About this task: Repeat the entries exactly as they stand.

(Web page and app entries)

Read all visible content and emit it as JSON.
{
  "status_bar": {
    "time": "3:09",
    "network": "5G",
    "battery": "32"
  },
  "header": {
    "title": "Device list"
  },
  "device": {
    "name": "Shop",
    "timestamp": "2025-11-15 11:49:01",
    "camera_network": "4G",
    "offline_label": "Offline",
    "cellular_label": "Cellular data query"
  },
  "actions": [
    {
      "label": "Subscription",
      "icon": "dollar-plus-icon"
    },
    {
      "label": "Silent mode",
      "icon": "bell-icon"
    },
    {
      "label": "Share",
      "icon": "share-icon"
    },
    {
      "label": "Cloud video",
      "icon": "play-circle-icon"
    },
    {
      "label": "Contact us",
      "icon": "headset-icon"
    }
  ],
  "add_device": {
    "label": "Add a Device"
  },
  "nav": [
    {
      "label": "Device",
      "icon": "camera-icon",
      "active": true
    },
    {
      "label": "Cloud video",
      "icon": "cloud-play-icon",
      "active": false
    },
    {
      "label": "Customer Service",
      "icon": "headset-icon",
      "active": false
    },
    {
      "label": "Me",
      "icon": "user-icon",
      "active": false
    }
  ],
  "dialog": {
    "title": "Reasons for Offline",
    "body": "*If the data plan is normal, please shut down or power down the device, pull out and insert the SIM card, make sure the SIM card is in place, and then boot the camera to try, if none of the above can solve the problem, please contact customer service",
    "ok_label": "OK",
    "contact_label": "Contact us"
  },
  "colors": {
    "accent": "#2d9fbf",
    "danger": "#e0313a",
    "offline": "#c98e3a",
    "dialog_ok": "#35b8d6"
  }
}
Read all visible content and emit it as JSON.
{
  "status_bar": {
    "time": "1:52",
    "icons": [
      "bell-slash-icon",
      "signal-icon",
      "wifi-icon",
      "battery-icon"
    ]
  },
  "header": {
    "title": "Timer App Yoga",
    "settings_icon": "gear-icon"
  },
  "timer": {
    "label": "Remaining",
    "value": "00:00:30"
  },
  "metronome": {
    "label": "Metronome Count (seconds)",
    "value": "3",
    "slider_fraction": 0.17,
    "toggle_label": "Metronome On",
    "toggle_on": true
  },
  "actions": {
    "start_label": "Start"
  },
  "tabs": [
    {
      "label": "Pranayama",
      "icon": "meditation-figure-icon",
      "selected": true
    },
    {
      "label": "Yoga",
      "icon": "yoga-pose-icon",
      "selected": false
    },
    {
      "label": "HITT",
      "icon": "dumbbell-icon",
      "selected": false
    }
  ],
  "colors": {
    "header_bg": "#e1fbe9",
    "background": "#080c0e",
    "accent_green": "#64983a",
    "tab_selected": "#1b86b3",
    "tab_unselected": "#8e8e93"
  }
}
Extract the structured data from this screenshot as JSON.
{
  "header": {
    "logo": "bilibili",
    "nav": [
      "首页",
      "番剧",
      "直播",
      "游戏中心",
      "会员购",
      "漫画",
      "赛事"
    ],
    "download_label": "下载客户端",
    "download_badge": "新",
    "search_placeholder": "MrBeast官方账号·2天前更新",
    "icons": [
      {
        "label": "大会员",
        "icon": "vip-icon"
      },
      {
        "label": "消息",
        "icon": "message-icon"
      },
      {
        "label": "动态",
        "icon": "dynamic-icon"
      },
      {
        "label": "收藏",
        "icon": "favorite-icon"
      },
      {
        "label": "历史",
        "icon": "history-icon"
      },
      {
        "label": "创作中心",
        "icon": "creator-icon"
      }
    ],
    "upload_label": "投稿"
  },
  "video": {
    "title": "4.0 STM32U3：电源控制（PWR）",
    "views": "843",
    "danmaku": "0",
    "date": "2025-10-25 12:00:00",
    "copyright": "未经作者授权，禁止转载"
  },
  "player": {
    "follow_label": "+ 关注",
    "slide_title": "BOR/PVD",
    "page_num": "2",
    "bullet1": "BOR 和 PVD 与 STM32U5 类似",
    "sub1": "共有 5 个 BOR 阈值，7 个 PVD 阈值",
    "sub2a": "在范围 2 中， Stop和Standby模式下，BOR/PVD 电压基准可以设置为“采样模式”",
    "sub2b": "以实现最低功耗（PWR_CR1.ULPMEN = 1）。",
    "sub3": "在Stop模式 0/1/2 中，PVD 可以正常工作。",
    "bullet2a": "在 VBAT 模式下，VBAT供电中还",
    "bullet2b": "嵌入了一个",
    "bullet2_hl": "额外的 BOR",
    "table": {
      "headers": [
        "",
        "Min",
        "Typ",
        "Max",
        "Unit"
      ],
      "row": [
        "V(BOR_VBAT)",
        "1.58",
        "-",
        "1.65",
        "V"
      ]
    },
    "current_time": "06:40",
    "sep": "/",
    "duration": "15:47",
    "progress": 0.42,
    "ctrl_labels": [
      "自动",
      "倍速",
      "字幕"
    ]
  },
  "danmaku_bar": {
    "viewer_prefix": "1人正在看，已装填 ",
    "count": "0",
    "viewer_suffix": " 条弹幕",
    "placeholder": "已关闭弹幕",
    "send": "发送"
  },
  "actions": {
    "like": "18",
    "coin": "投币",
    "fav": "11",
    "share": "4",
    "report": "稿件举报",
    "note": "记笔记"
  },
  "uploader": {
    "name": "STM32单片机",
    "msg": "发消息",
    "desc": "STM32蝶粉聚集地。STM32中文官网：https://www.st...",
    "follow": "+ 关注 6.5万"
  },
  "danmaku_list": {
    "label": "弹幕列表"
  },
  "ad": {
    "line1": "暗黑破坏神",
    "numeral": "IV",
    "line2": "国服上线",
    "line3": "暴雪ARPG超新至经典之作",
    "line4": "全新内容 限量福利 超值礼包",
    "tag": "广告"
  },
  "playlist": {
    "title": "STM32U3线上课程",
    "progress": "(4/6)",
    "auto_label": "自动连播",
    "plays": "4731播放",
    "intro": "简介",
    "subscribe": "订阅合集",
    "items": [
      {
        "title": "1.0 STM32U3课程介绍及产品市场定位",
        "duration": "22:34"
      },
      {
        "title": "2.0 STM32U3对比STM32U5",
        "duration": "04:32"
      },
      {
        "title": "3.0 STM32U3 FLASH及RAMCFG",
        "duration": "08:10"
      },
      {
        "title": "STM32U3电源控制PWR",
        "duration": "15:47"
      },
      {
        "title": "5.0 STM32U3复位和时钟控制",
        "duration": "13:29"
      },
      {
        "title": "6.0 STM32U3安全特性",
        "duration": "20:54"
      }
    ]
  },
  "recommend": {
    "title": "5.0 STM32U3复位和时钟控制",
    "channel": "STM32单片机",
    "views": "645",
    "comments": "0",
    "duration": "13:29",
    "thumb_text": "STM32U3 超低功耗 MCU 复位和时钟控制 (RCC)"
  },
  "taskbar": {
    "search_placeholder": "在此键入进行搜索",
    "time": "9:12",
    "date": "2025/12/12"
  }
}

Exercise solution:
Read all visible content and emit it as JSON.
{
  "status_bar": {
    "time": "3:09",
    "network": "5G",
    "battery": "32"
  },
  "header": {
    "title": "Device list"
  },
  "device": {
    "name": "Shop",
    "timestamp": "2025-11-15 11:49:01",
    "camera_network": "4G",
    "offline_label": "Offline",
    "cellular_label": "Cellular data query"
  },
  "actions": [
    {
      "label": "Subscription",
      "icon": "dollar-plus-icon"
    },
    {
      "label": "Silent mode",
      "icon": "bell-icon"
    },
    {
      "label": "Share",
      "icon": "share-icon"
    },
    {
      "label": "Cloud video",
      "icon": "play-circle-icon"
    },
    {
      "label": "Contact us",
      "icon": "headset-icon"
    }
  ],
  "add_device": {
    "label": "Add a Device"
  },
  "nav": [
    {
      "label": "Device",
      "icon": "camera-icon",
      "active": true
    },
    {
      "label": "Cloud video",
      "icon": "cloud-play-icon",
      "active": false
    },
    {
      "label": "Customer Service",
      "icon": "headset-icon",
      "active": false
    },
    {
      "label": "Me",
      "icon": "user-icon",
      "active": false
    }
  ],
  "dialog": {
    "title": "Reasons for Offline",
    "body": "*If the data plan is normal, please shut down or power down the device, pull out and insert the SIM card, make sure the SIM card is in place, and then boot the camera to try, if none of the above can solve the problem, please contact customer service",
    "ok_label": "OK",
    "contact_label": "Contact us"
  },
  "colors": {
    "accent": "#2d9fbf",
    "danger": "#e0313a",
    "offline": "#c98e3a",
    "dialog_ok": "#35b8d6"
  }
}
Read all visible content and emit it as JSON.
{
  "status_bar": {
    "time": "1:52",
    "icons": [
      "bell-slash-icon",
      "signal-icon",
      "wifi-icon",
      "battery-icon"
    ]
  },
  "header": {
    "title": "Timer App Yoga",
    "settings_icon": "gear-icon"
  },
  "timer": {
    "label": "Remaining",
    "value": "00:00:30"
  },
  "metronome": {
    "label": "Metronome Count (seconds)",
    "value": "3",
    "slider_fraction": 0.17,
    "toggle_label": "Metronome On",
    "toggle_on": true
  },
  "actions": {
    "start_label": "Start"
  },
  "tabs": [
    {
      "label": "Pranayama",
      "icon": "meditation-figure-icon",
      "selected": true
    },
    {
      "label": "Yoga",
      "icon": "yoga-pose-icon",
      "selected": false
    },
    {
      "label": "HITT",
      "icon": "dumbbell-icon",
      "selected": false
    }
  ],
  "colors": {
    "header_bg": "#e1fbe9",
    "background": "#080c0e",
    "accent_green": "#64983a",
    "tab_selected": "#1b86b3",
    "tab_unselected": "#8e8e93"
  }
}
Extract the structured data from this screenshot as JSON.
{
  "header": {
    "logo": "bilibili",
    "nav": [
      "首页",
      "番剧",
      "直播",
      "游戏中心",
      "会员购",
      "漫画",
      "赛事"
    ],
    "download_label": "下载客户端",
    "download_badge": "新",
    "search_placeholder": "MrBeast官方账号·2天前更新",
    "icons": [
      {
        "label": "大会员",
        "icon": "vip-icon"
      },
      {
        "label": "消息",
        "icon": "message-icon"
      },
      {
        "label": "动态",
        "icon": "dynamic-icon"
      },
      {
        "label": "收藏",
        "icon": "favorite-icon"
      },
      {
        "label": "历史",
        "icon": "history-icon"
      },
      {
        "label": "创作中心",
        "icon": "creator-icon"
      }
    ],
    "upload_label": "投稿"
  },
  "video": {
    "title": "4.0 STM32U3：电源控制（PWR）",
    "views": "843",
    "danmaku": "0",
    "date": "2025-10-25 12:00:00",
    "copyright": "未经作者授权，禁止转载"
  },
  "player": {
    "follow_label": "+ 关注",
    "slide_title": "BOR/PVD",
    "page_num": "2",
    "bullet1": "BOR 和 PVD 与 STM32U5 类似",
    "sub1": "共有 5 个 BOR 阈值，7 个 PVD 阈值",
    "sub2a": "在范围 2 中， Stop和Standby模式下，BOR/PVD 电压基准可以设置为“采样模式”",
    "sub2b": "以实现最低功耗（PWR_CR1.ULPMEN = 1）。",
    "sub3": "在Stop模式 0/1/2 中，PVD 可以正常工作。",
    "bullet2a": "在 VBAT 模式下，VBAT供电中还",
    "bullet2b": "嵌入了一个",
    "bullet2_hl": "额外的 BOR",
    "table": {
      "headers": [
        "",
        "Min",
        "Typ",
        "Max",
        "Unit"
      ],
      "row": [
        "V(BOR_VBAT)",
        "1.58",
        "-",
        "1.65",
        "V"
      ]
    },
    "current_time": "06:40",
    "sep": "/",
    "duration": "15:47",
    "progress": 0.42,
    "ctrl_labels": [
      "自动",
      "倍速",
      "字幕"
    ]
  },
  "danmaku_bar": {
    "viewer_prefix": "1人正在看，已装填 ",
    "count": "0",
    "viewer_suffix": " 条弹幕",
    "placeholder": "已关闭弹幕",
    "send": "发送"
  },
  "actions": {
    "like": "18",
    "coin": "投币",
    "fav": "11",
    "share": "4",
    "report": "稿件举报",
    "note": "记笔记"
  },
  "uploader": {
    "name": "STM32单片机",
    "msg": "发消息",
    "desc": "STM32蝶粉聚集地。STM32中文官网：https://www.st...",
    "follow": "+ 关注 6.5万"
  },
  "danmaku_list": {
    "label": "弹幕列表"
  },
  "ad": {
    "line1": "暗黑破坏神",
    "numeral": "IV",
    "line2": "国服上线",
    "line3": "暴雪ARPG超新至经典之作",
    "line4": "全新内容 限量福利 超值礼包",
    "tag": "广告"
  },
  "playlist": {
    "title": "STM32U3线上课程",
    "progress": "(4/6)",
    "auto_label": "自动连播",
    "plays": "4731播放",
    "intro": "简介",
    "subscribe": "订阅合集",
    "items": [
      {
        "title": "1.0 STM32U3课程介绍及产品市场定位",
        "duration": "22:34"
      },
      {
        "title": "2.0 STM32U3对比STM32U5",
        "duration": "04:32"
      },
      {
        "title": "3.0 STM32U3 FLASH及RAMCFG",
        "duration": "08:10"
      },
      {
        "title": "STM32U3电源控制PWR",
        "duration": "15:47"
      },
      {
        "title": "5.0 STM32U3复位和时钟控制",
        "duration": "13:29"
      },
      {
        "title": "6.0 STM32U3安全特性",
        "duration": "20:54"
      }
    ]
  },
  "recommend": {
    "title": "5.0 STM32U3复位和时钟控制",
    "channel": "STM32单片机",
    "views": "645",
    "comments": "0",
    "duration": "13:29",
    "thumb_text": "STM32U3 超低功耗 MCU 复位和时钟控制 (RCC)"
  },
  "taskbar": {
    "search_placeholder": "在此键入进行搜索",
    "time": "9:12",
    "date": "2025/12/12"
  }
}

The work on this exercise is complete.